TASK REQUIREMENTS — Which lines in the records below contain the word "project"? Return each of them.

THE DATA —

______________________________

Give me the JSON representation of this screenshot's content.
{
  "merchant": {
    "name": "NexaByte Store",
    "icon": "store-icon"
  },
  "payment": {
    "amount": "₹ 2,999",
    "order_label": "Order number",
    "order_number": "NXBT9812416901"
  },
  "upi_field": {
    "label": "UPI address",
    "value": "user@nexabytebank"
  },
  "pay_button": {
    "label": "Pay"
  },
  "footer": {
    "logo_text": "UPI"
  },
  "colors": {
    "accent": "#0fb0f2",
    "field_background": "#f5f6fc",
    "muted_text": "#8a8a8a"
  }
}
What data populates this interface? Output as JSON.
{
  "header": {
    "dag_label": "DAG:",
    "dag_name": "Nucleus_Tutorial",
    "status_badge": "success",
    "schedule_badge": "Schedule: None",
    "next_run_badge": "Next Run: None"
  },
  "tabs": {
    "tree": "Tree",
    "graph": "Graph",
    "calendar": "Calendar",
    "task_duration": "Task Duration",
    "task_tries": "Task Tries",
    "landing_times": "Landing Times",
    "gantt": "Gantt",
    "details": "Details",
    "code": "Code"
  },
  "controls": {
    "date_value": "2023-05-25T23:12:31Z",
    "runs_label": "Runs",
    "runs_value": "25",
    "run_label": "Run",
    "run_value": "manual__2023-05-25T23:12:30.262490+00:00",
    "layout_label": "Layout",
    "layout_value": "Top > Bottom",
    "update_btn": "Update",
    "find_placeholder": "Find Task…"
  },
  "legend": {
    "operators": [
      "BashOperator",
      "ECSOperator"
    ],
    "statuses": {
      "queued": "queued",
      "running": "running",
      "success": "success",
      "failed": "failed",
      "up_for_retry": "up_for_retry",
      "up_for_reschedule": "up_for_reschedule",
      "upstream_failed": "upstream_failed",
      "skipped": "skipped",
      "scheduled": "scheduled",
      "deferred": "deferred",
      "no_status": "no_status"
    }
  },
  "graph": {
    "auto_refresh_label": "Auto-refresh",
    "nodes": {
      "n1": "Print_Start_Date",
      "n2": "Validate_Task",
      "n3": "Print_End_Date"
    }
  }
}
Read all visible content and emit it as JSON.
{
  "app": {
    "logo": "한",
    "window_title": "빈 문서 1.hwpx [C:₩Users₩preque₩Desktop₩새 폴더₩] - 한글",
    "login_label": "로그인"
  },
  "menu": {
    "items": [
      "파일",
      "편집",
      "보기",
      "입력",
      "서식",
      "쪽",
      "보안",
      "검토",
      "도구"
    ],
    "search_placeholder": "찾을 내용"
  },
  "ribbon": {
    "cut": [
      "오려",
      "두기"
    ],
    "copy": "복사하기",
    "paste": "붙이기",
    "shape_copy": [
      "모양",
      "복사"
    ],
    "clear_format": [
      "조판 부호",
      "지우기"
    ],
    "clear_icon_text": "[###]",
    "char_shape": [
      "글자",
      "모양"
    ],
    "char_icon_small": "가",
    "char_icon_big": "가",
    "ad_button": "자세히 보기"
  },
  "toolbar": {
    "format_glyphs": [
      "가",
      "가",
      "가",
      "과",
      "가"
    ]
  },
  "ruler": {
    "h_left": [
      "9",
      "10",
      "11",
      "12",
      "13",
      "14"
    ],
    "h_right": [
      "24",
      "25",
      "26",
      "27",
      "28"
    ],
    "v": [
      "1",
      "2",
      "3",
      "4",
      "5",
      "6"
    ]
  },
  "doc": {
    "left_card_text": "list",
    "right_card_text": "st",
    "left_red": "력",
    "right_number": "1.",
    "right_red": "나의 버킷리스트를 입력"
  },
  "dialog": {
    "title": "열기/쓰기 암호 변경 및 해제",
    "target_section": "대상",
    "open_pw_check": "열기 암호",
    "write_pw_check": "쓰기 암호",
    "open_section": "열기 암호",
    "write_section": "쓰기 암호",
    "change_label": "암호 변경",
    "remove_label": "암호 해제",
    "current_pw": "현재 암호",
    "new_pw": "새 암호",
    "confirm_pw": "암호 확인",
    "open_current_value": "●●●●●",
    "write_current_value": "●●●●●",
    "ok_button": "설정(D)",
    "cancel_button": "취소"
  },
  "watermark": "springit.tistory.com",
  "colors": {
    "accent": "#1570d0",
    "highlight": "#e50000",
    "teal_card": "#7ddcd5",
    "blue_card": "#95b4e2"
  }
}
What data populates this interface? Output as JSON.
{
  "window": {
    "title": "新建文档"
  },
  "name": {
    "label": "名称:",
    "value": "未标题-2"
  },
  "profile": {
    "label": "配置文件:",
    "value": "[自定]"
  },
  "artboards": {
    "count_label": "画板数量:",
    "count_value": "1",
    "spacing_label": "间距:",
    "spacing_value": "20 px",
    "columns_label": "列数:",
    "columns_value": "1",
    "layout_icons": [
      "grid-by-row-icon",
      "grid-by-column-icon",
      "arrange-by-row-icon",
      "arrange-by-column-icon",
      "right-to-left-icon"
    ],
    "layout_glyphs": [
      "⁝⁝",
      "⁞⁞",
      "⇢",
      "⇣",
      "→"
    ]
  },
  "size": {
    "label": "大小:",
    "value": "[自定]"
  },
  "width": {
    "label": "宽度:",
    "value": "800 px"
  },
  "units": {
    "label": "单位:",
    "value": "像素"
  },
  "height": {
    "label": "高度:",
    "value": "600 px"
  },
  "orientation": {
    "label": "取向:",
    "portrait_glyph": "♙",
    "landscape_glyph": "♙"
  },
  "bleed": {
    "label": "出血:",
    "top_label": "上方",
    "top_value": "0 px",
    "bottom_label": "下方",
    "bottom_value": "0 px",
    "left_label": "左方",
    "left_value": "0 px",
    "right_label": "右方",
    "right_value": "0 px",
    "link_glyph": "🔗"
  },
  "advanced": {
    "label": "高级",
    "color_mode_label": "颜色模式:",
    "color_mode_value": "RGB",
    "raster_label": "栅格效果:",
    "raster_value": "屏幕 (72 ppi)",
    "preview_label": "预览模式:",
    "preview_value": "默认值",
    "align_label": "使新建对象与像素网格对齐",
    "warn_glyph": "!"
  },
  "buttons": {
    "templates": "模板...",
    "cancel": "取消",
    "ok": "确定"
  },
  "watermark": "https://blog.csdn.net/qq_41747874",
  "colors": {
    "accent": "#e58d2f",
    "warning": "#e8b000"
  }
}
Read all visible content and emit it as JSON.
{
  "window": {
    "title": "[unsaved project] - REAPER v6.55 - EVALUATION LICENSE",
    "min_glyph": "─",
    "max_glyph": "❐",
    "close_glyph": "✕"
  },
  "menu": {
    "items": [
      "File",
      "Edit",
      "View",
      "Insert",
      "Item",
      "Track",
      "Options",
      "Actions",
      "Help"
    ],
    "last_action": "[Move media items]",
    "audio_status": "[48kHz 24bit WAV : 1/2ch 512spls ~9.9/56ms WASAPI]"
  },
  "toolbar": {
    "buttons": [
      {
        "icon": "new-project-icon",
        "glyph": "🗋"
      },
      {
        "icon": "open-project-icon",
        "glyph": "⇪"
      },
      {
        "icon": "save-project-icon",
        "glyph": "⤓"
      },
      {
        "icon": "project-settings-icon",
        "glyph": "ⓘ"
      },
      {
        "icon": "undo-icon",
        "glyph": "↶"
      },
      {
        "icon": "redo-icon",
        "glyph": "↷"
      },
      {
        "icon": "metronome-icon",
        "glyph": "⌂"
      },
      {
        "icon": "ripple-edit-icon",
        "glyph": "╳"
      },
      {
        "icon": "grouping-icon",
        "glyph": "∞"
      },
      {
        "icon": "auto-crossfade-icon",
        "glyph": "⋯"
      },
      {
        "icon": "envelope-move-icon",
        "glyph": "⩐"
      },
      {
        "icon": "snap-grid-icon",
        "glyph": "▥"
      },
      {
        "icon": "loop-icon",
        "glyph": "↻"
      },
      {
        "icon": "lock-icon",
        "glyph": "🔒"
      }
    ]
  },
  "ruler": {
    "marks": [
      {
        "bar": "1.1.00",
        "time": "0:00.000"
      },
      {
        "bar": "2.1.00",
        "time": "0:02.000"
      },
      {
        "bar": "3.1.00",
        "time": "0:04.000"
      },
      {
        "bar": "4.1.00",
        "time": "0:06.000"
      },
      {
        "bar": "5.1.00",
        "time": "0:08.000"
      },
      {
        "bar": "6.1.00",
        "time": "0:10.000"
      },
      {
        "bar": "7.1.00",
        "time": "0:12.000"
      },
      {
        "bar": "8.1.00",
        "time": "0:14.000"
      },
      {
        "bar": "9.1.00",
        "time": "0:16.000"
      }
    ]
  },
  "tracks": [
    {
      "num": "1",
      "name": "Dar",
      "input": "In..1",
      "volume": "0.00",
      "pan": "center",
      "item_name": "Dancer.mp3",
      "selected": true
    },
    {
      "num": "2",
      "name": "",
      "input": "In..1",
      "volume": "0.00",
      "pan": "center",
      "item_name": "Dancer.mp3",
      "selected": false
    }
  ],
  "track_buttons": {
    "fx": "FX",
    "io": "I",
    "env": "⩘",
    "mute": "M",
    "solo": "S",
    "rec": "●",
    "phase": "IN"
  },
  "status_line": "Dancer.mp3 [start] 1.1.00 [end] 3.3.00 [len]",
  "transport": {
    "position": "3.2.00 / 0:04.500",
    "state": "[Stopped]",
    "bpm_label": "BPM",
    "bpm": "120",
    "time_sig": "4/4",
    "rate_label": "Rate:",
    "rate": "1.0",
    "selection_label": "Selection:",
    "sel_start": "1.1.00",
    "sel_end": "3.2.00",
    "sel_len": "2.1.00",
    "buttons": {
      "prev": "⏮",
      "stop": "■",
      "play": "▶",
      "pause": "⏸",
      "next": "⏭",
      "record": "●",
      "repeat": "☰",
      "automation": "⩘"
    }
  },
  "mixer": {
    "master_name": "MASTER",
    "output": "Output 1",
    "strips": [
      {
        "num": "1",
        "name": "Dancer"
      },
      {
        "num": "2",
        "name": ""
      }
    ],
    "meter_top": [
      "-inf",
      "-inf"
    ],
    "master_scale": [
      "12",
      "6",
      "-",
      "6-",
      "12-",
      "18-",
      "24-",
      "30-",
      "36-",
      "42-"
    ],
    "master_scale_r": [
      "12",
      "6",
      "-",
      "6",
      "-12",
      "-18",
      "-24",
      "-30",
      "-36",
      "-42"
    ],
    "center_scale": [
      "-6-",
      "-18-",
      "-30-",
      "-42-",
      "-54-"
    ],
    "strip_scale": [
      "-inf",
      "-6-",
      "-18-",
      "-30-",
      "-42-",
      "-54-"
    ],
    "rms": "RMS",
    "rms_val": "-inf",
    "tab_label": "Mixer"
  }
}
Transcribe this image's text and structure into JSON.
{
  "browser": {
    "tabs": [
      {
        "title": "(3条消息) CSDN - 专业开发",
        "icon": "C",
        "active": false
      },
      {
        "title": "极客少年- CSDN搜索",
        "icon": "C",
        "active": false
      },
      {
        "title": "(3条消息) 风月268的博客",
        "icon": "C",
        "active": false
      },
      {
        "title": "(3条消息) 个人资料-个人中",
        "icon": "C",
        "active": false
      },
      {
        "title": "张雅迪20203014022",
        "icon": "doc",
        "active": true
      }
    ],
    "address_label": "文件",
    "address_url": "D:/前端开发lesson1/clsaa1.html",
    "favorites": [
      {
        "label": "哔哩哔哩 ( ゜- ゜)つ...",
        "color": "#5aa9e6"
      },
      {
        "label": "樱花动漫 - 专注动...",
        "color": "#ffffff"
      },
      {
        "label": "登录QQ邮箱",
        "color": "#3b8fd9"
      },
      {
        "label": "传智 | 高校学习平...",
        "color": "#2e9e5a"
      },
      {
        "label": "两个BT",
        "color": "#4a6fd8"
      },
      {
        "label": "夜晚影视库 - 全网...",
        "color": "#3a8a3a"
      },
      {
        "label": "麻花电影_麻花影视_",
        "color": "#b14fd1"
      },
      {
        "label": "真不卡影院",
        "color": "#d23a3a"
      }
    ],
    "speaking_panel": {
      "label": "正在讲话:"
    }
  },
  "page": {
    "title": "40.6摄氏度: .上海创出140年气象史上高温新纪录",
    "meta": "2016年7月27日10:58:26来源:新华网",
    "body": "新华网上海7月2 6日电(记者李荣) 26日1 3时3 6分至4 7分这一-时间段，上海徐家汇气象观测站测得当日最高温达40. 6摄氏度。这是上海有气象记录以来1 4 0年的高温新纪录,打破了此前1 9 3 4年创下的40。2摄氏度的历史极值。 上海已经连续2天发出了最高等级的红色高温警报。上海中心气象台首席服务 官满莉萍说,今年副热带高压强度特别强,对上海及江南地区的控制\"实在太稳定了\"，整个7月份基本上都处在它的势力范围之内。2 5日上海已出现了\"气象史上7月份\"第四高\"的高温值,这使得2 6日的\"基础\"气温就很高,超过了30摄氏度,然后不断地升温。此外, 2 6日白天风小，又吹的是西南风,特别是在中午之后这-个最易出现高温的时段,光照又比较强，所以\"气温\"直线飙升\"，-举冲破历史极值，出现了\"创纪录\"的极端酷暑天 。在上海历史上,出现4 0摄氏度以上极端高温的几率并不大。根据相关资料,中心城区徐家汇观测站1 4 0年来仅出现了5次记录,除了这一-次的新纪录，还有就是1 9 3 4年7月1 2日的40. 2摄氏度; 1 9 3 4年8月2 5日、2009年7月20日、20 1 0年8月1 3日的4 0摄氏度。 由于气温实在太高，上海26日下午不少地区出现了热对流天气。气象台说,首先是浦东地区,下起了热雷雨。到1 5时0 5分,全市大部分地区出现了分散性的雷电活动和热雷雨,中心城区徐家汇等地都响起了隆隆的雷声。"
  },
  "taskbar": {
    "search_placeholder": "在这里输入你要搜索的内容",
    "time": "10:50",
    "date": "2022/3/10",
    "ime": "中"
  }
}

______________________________

OUTPUT OF THE TASK —
    "title": "[unsaved project] - REAPER v6.55 - EVALUATION LICENSE",
        "icon": "new-project-icon",
        "icon": "open-project-icon",
        "icon": "save-project-icon",
        "icon": "project-settings-icon",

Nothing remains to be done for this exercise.